Happy Hour, the latest string of crappy from filmmaker Ethan Coen (half of the Coen brothers), is a powerful argument for writing plays. Not that Coen has written one. He’s actually written three non-plays—barely even sketches, really—all making use of the aloof deadpan-existentialism that is the Coen brand, never to particularly flattering effect.
The themes of the night are rage, depression and intoxication: “End Days” is about a barfly (Gordon Hoffman) on an apoplexy bender, venting his paranoid and apocalyptic worldview to anyone unlucky enough to get caught inside his bloviating radius; “City Lights” follows the travails of a volcanically unmellow seventies session musician (Joey Slotnick) and a lonely, recently-dumped That Girl (Aya Cash); “Wayfarer’s Inn” zooms in on a hotel room occupied by two businessmen, one a morally untroubled Holiday Inn hedonist (Clark Gregg), the other a sensitive type in a deep despond (Lenny Venito). I can say, with confidence, that you now know all I know about these playlets. They’re sketches of sketches, each a thimbleful of one-liners dissolved in a situation so basic, it’s barely situated.
That ought to be enough. Who better than a to entrust with material that’s arid, angry and absurd, the three As of Coenism? But as was the case with his earlier "Offices," maximum aridness mated to minimal absurdity and undefined anger comes out looking less like an original piece and more like weak-sauce Mamet parody. (Especially when it’s directed by the arithmetically minded Mamet-collaborator Neil Pepe, who sounds like he’s counting the syllables.) I didn’t see Almost an Evening, the compilation that started Coen’s theater jag, but I suspect it’s his most honestly titled stage production to date.

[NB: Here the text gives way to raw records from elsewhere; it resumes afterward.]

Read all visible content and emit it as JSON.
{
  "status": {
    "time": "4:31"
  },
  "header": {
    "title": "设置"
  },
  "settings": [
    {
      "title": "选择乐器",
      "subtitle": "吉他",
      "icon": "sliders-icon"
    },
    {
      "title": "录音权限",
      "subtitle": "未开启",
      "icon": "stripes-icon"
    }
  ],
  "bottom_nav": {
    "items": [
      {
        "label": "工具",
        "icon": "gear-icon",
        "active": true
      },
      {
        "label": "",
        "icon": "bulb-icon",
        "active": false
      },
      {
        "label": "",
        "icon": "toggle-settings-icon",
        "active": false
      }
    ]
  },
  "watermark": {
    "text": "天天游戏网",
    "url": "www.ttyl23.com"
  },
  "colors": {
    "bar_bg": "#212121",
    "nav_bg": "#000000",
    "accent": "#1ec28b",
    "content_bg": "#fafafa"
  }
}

The most frustrating part of Happy Hour is the blown potential. Coen’s obviously a gifted writer. He can quickly and efficiently establish a sort of room-tone of comic, cosmic dread. He’s got fury to spare, though it is, to be sure, a narrow fury, that of a certain class of man at certain stage of life. Inside that idiom, he can land a joke like nobody’s business. But Coen seems to be counting the ambrosial effects of editing and cinematography to make what he’s written dance. Short these crutches, it’s as if he refuses to finish exploring the possibilities of what he’s begun—and then apparently convinces himself that the very unfinishedness is the point, a kind of pomo gotcha. Very po’ indeed. So please, no mo’. Not till there’s a completed play.